The Government’s Position
The B.C. Ministry of Health has said that it will not comment on the lawsuit, but did defend their original coverage decision, re-iterating that there is “insufficient evidence” that would justify paying the drugs high cost. It further noted that “this process ensures that important drug listing decisions are based on evidence-based, clinical analysis involving patient groups and are not the result of political lobbying”.
The CADTH is currently re-reviewing the drug, after its manufacturer provided new evidence that the the B.C. government recommended be considered.
The federal minister of health declined to comment.
We will continue to follow developments in this matter and will provide updates as they become available.

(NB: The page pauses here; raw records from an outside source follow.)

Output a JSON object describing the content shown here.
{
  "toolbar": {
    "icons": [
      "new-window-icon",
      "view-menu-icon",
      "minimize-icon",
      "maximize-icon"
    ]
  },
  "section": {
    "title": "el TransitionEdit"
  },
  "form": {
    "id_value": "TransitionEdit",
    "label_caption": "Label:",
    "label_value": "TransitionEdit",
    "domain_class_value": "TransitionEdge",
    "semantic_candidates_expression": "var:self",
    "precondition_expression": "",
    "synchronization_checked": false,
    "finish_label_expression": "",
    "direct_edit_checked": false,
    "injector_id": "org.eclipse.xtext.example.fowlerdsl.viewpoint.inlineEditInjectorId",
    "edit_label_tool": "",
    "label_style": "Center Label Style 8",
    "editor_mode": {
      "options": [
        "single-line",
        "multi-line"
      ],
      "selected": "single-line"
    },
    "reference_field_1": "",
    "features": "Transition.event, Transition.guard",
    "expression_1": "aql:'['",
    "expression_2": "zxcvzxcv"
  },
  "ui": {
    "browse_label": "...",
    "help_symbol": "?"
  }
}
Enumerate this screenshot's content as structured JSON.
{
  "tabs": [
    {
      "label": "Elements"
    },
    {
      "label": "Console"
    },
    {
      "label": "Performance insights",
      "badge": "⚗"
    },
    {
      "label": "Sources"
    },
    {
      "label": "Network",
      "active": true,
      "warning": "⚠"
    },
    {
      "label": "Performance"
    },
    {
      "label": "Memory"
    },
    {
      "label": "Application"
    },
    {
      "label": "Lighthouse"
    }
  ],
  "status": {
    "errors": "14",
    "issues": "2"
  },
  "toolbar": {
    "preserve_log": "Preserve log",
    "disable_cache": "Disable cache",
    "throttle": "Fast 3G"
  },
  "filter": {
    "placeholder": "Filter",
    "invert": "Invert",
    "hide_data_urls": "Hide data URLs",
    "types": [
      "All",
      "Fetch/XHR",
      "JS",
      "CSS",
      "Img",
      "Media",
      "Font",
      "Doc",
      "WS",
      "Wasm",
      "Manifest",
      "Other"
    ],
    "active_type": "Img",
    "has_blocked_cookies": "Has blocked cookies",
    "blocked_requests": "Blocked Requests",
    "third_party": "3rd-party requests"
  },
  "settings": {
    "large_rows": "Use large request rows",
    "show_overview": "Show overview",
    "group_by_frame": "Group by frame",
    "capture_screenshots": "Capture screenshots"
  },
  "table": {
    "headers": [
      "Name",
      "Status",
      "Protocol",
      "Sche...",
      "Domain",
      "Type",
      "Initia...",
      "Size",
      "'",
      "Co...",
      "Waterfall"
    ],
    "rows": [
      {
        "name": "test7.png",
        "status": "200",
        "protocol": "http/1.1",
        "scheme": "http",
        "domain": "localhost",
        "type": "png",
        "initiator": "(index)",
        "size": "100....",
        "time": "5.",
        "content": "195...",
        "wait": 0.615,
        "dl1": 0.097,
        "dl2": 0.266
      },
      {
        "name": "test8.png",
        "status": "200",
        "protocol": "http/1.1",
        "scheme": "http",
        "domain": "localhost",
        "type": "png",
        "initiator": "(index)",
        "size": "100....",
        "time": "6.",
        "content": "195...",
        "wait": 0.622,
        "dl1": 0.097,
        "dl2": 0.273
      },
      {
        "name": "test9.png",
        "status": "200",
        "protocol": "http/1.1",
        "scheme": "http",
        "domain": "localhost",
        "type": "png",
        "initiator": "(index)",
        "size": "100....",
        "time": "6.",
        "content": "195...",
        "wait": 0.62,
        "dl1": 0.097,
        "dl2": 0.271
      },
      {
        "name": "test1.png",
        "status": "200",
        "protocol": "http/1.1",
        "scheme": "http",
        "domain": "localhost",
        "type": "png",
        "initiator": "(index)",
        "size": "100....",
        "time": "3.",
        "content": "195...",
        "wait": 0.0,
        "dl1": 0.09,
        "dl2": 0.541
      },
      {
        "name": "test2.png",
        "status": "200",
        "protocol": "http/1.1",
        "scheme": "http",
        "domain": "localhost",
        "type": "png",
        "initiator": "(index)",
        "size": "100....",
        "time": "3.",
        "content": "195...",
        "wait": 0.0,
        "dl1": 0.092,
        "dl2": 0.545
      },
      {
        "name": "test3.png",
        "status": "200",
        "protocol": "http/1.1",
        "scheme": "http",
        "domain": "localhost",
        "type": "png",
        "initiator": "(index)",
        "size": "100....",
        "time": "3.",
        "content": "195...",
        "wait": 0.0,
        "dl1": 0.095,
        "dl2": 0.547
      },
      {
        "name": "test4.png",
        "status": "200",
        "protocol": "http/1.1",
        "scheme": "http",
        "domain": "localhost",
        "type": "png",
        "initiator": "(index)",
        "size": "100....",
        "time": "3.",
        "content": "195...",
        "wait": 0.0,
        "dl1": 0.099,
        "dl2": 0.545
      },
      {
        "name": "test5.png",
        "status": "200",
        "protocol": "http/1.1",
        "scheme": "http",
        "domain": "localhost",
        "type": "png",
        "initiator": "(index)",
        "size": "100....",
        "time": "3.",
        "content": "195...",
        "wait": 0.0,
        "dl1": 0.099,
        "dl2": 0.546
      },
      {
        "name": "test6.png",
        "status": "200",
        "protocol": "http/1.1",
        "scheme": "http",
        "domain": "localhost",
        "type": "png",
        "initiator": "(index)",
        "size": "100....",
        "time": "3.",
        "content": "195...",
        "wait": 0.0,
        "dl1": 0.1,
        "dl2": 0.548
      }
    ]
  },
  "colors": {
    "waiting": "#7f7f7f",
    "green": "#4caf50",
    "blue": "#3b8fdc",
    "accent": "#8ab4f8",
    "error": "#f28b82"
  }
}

Wise Health Law was founded in 2013 by Valerie Wise and has offices in both Toronto and Oakville, Ontario. Our team of trusted health lawyers in health and administrative law, and focuses on helping health professionals, public hospitals, and national and provincial health professional associations, among others, find solutions to their legal and regulatory problems. With offices in both Toronto and Oakville, Ontario we are easily accessible. Contact us online, or at 416-915-4234for a consultation.
Earlier this year, Wise Health Law succeeded on a motion for summary judgment in a dental malpractice case on the basis that the limitation period had expired before the Statement of Claim was issued. The (unreported) decision was delivered orally on the day of the motion.
In part, the plaintiff argued that she did not discover her claim until the Royal College of Dental Surgeons of Ontario (the “RCDSO” or “College”) rendered its decision, as she did not know if the defendant was negligent when she complained to the RCDSO, but merely had a “suspicion”.
Effective 11:59 p.m. on March 24, 2020, the Ontario government ordered the closure of “non-essential” workplaces. The list of “essential” workplaces included “health care professionals providing emergency care including dentists, optometrists and physiotherapists”.
The College of Chiropractors of Ontario (“CCO”) interprets this list as including chiropractors, and we agree.
So the question becomes – what is “emergency care”?